Before the election, I choreographed two pieces, first a pas de deux called Memory Prism about a woman in relationship that breaks up. Years later, she remembers the relationship but she sees it differently-- as though it had never ended. Her mind plays tricks with her.

Next, I started a piece called Artificial Intelligence and, as a backdrop, used video of neon that I shot through scaffolding in Times Square. I made robot-like, video clones of my leading dancer, Donna Wiley, and layered them gradually so that by the end of the piece, there were 20 or 30 of them.

The robots put Donna to sleep, and when she wakes up, they are misbehaving. They make her their slave, giving her electric shocks. The point being, that as artificial intelligence gets more sophisticated and robots take over human functions,  will they take over the world and our kill our humanity?

Dancer Dona Wiley in a nude leotard bevels her foot looking straight ahead.
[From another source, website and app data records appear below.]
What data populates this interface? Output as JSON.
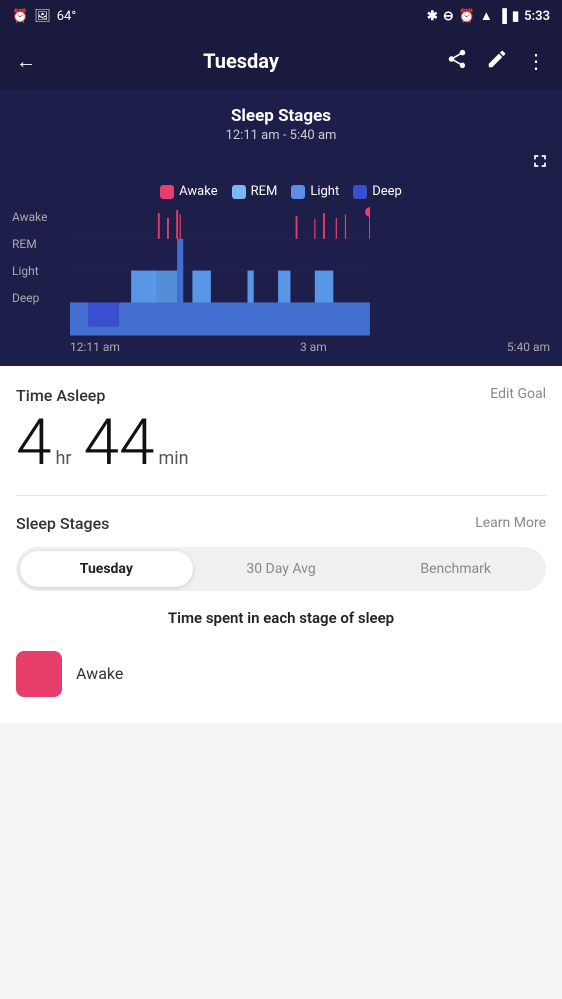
{
  "statusBar": {
    "time": "5:33",
    "temp": "64°",
    "icons": [
      "alarm",
      "image",
      "bluetooth",
      "minus-circle",
      "alarm",
      "wifi",
      "signal",
      "battery"
    ]
  },
  "header": {
    "back_label": "←",
    "title": "Tuesday",
    "share_icon": "share",
    "edit_icon": "edit",
    "more_icon": "more"
  },
  "chart": {
    "title": "Sleep Stages",
    "time_range": "12:11 am - 5:40 am",
    "expand_icon": "expand",
    "legend": [
      {
        "label": "Awake",
        "color": "#e83e6c"
      },
      {
        "label": "REM",
        "color": "#7ab8f5"
      },
      {
        "label": "Light",
        "color": "#5b8fe8"
      },
      {
        "label": "Deep",
        "color": "#3a4fcf"
      }
    ],
    "y_labels": [
      "Awake",
      "REM",
      "Light",
      "Deep"
    ],
    "x_labels": [
      "12:11 am",
      "3 am",
      "5:40 am"
    ]
  },
  "timeAsleep": {
    "label": "Time Asleep",
    "edit_goal": "Edit Goal",
    "hours": "4",
    "hr_unit": "hr",
    "minutes": "44",
    "min_unit": "min"
  },
  "sleepStages": {
    "label": "Sleep Stages",
    "learn_more": "Learn More",
    "tabs": [
      {
        "label": "Tuesday",
        "active": true
      },
      {
        "label": "30 Day Avg",
        "active": false
      },
      {
        "label": "Benchmark",
        "active": false
      }
    ],
    "subtitle": "Time spent in each stage of sleep",
    "stages": [
      {
        "label": "Awake",
        "color": "#e83e6c"
      }
    ]
  }
}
There is a projected image of her in a crouch behind her.
"IA" from Lightning; Choreography & Video: Felice Lesser; Photo Credit: Felice Lesser; Dancer: Dona Wiley
The election came.  On that day I was walking on air. I had just voted for the first woman president. I felt so proud that I had lived to see this day.  Of course, then the bottom fell out.
Suddenly my work became really important to me. The only way I could address this experience was through art. We all know the transformative nature of art. Look at Hamilton!
Several computerized images of dancer Dona Wiley in a nude leotard in various poses.
"IA" from Lightning; Choreography & Video: Felice Lesser; Photo Credit: Felice Lesser; Dancer: Dona Wiley

TDE: What did you do after the election?

FL: First thing I did was to go down to 14th street to photograph the wall. That became the backdrop for a piece about the Syrian refugees and Aleppo. I worked on other pieces about racism, homophobia, bigotry, and global warming. I created a video of the sea for that early on. In the work you see dancers on a beach. One dancer denies that anything is happening. The water gets higher as the tide comes in. He continues to deny, then at the end, drowns.

TDE: Do you think we could be entering a new era of activism for the arts?

FL: I don’t know what’s going to happen. Tomorrow we could lose all our rights. I worry about the rise of fascism. I never considered myself a political choreographer, but, ironically, that seems to be all I have been doing for the last twenty years.

TDE: Would you say your piece is timely, needed, perhaps a catalyst?

FL: I wish it could be a catalyst. But yes, it is timely and needed.
 
FLDT opening night, February 8th, is a Slovenian holiday honoring the poet France Prešeren (1800-1849) and Slovenian Premium Wines/Tri Wines, Inc. donated wine to FLDT for a post-performance toast.

The Dance Enthusiast Asks Questions and Creates Conversation.
For more of The Dance Enthusiast Asks, Click here.

 
 
The Dance Enthusiast

Related Features

More from this Author

Our Partners

Cultureband
Mertz Gilmore Foundation